The careful study and delineation of Burgundy's vineyards over centuries mean there are secret cuvées to be had if you look close enough. Florence Cholet's Les Enseignères is precisely one of those wines whose magic is realized when you learn about this lieu dit's special real estate.
Puligny's Les Enseignères is located at the foot of Grand Cru Bâtard-Montrachet. As one can imagine, this site imbues the power and richness that Bâtard-Montrachet is famous for while still showcasing loads of saline-drenched minerality and verve. Truly a Puligny-Montrachet that delivers the regal frame and layered depth that's made it the most prized village for Chardonnay on the planet. Also, the Bourgogne Blanc is a new addition for us, sourced from Puligny-Montrachet and Meursault-adjacent vines.
2019 marks the domaine's transition from Christian Cholet-Pelletier to his daughter Florence Cholet. The winemaking at this four-generation domaine is traditional with a real focus on the vineyards. Neutral and second-year barrels are used for aging to minimize new oak influence. After one year in wood, the wine is moved to tank prior to bottling to ensure tension and structure remain highlighted.
I was fortunate enough to work alongside the Cholet-Pelletier family at various points during the 2012 growing season before my time at Domaine Dujac. It was at this domaine that I was introduced to Bernard Boisson. Like Boisson, these wines are produced in minuscule quantities. I've gone deep on the 2019 vintage, and there's no wine I've devoted more cellar space to than today's ultimate insider bottling.
Sitting with friends at San Francisco's Zuni Cafe with a platter of oysters is one of life's great pleasures. Zuni's wine list is one of the best in the city, and it's always a challenge to be decisive before the oysters arrive. However, a friend wasted no time choosing the perfect pairing of stainless steel Chablis: Louis Michel's famous Premier Cru, Montée de Tonnerre, or "Thunder Mountain," as it translates.
As the name might suggest, Montée de Tonnerre isn't your typical Premier Cru, and even more so in the proper hands. The southwest-facing slope sits next to the seven Grand Cru vineyards of Chablis along the right bank of the Serein river. The old vines here add a sense of grandeur, as the wine picks up flesh and deeper color with time.
Louis Michel was an innovator in the 1960s that moved away from barrel aging Chardonnay. Chablis's Kimmeridgian limestone soil was so unique that stainless steel was the ideal vessel to unmask its terroir. This domaine has always been synonymous with value, and Montée de Tonnerre is unquestionably a gem.

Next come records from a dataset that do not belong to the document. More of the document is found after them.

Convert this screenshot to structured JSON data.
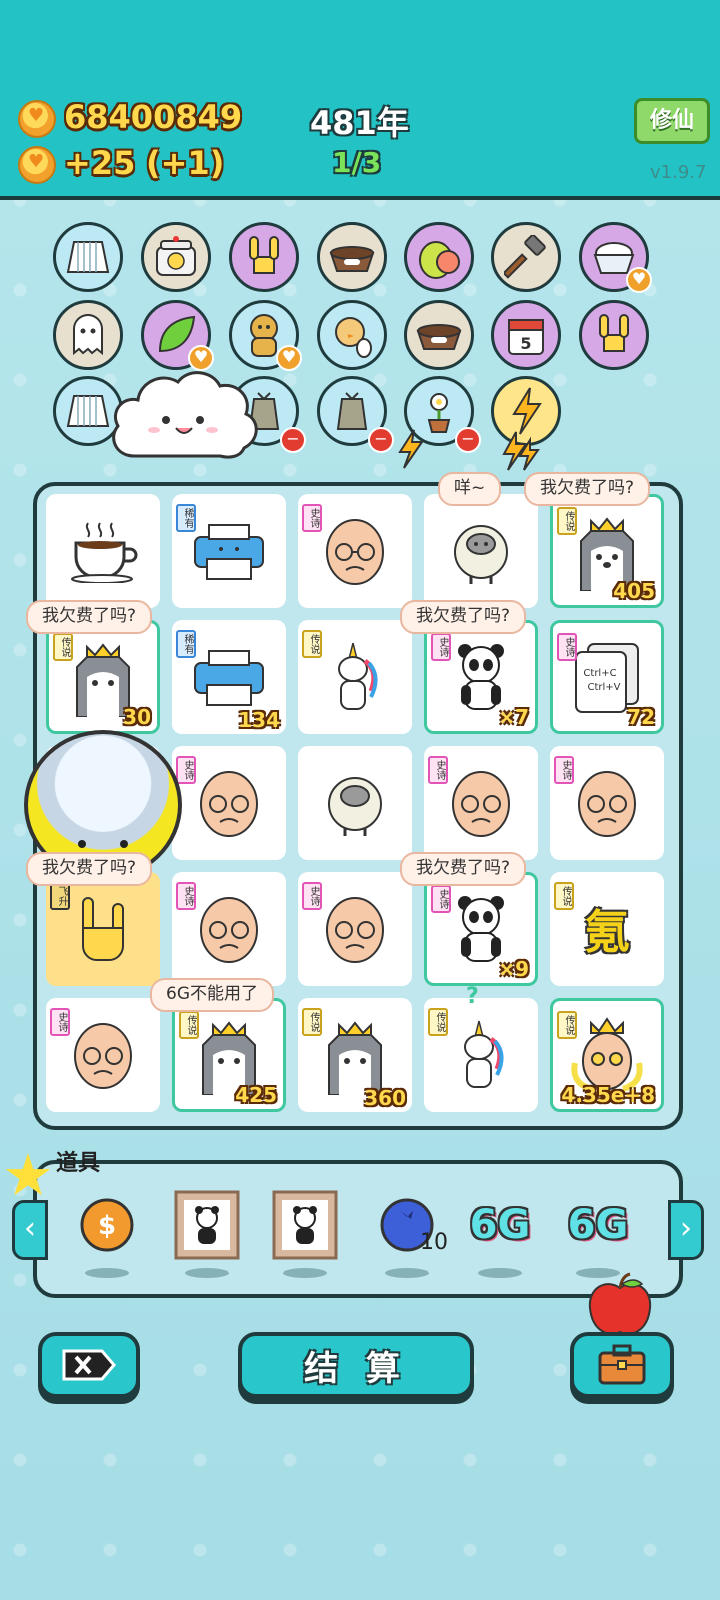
{
  "header": {
    "coins": "68400849",
    "income": "+25",
    "income_bonus": "(+1)",
    "year": "481年",
    "progress": "1/3",
    "xiuxian_label": "修仙",
    "version": "v1.9.7"
  },
  "items_row1": [
    "skirt-icon",
    "duck-pot-icon",
    "rock-hand-icon",
    "dog-bowl-icon",
    "guava-icon",
    "hammer-icon",
    "rice-bowl-icon"
  ],
  "items_row2": [
    "ghost-icon",
    "leaf-icon",
    "bear-icon",
    "chick-icon",
    "dog-bowl-icon",
    "calendar-icon",
    "rock-hand-icon"
  ],
  "calendar_day": "5",
  "items_row3": [
    "skirt-icon",
    "trash-bag-icon",
    "trash-bag-icon",
    "flower-pot-icon",
    "lightning-icon"
  ],
  "board": {
    "bubbles": {
      "b1": "咩~",
      "b2": "我欠费了吗?",
      "b3": "我欠费了吗?",
      "b4": "我欠费了吗?",
      "b5": "我欠费了吗?",
      "b6": "我欠费了吗?",
      "b7": "6G不能用了"
    },
    "cards": [
      {
        "icon": "coffee-icon",
        "tag": "",
        "count": ""
      },
      {
        "icon": "printer-icon",
        "tag": "稀有",
        "count": ""
      },
      {
        "icon": "old-man-icon",
        "tag": "史诗",
        "count": ""
      },
      {
        "icon": "sheep-icon",
        "tag": "",
        "count": ""
      },
      {
        "icon": "husky-icon",
        "tag": "传说",
        "count": "405"
      },
      {
        "icon": "husky-icon",
        "tag": "传说",
        "count": "30"
      },
      {
        "icon": "printer-icon",
        "tag": "稀有",
        "count": "134"
      },
      {
        "icon": "unicorn-icon",
        "tag": "传说",
        "count": ""
      },
      {
        "icon": "panda-icon",
        "tag": "史诗",
        "count": "×7"
      },
      {
        "icon": "copy-paste-icon",
        "tag": "史诗",
        "count": "72"
      },
      {
        "icon": "old-man-icon",
        "tag": "史诗",
        "count": ""
      },
      {
        "icon": "old-man-icon",
        "tag": "史诗",
        "count": ""
      },
      {
        "icon": "sheep-icon",
        "tag": "",
        "count": ""
      },
      {
        "icon": "old-man-icon",
        "tag": "史诗",
        "count": ""
      },
      {
        "icon": "old-man-icon",
        "tag": "史诗",
        "count": ""
      },
      {
        "icon": "rock-hand-icon",
        "tag": "飞升",
        "count": ""
      },
      {
        "icon": "old-man-icon",
        "tag": "史诗",
        "count": ""
      },
      {
        "icon": "old-man-icon",
        "tag": "史诗",
        "count": ""
      },
      {
        "icon": "panda-icon",
        "tag": "史诗",
        "count": "×9"
      },
      {
        "icon": "chem-element-icon",
        "tag": "传说",
        "count": ""
      },
      {
        "icon": "old-man-icon",
        "tag": "史诗",
        "count": ""
      },
      {
        "icon": "husky-icon",
        "tag": "传说",
        "count": "425"
      },
      {
        "icon": "husky-icon",
        "tag": "传说",
        "count": "360"
      },
      {
        "icon": "unicorn-icon",
        "tag": "传说",
        "count": ""
      },
      {
        "icon": "king-old-man-icon",
        "tag": "传说",
        "count": "4.35e+8"
      }
    ],
    "chem_char": "氪",
    "copy_paste_text1": "Ctrl+C",
    "copy_paste_text2": "Ctrl+V",
    "question_mark": "?"
  },
  "props": {
    "label": "道具",
    "items": [
      {
        "icon": "coin-icon",
        "count": ""
      },
      {
        "icon": "panda-frame-icon",
        "count": ""
      },
      {
        "icon": "panda-frame-icon",
        "count": ""
      },
      {
        "icon": "blueberry-icon",
        "count": "10"
      },
      {
        "icon": "6g-icon",
        "count": ""
      },
      {
        "icon": "6g-icon",
        "count": ""
      }
    ],
    "six_g_text": "6G"
  },
  "buttons": {
    "settle_label": "结 算"
  },
  "colors": {
    "header_bg": "#23c3c5",
    "page_bg": "#a9dfe6",
    "accent_gold": "#ffd84d",
    "border_dark": "#1f3b3d"
  }
}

Perhaps no grower-producer in the Blanc de Blancs Champagne category nails the non-dosage form better than Larmandier-Bernier of Vertus. Ripe, forward fruit and full malolactic fermentation in oak help carry off this tight-rope balancing act. Larmandier-Bernier's early adoption of biodynamic viticulture has put these prime parcels in a position to turn out the very best, razor-precise examples of Chardonnay.
Terre de Vertus is a special selection of Larmandier-Bernier's top two mid-slope vineyards, Les Barilles and Les Faucherets. Aging four years on the lees also helps soften this cuvée's contours and allows its pulverized rock core to come through with beautiful harmony and balance. Larmandier-Bernier's cellar approach adds buffering texture and breadth to these inherently mineral-infused, laser-focused Champagnes.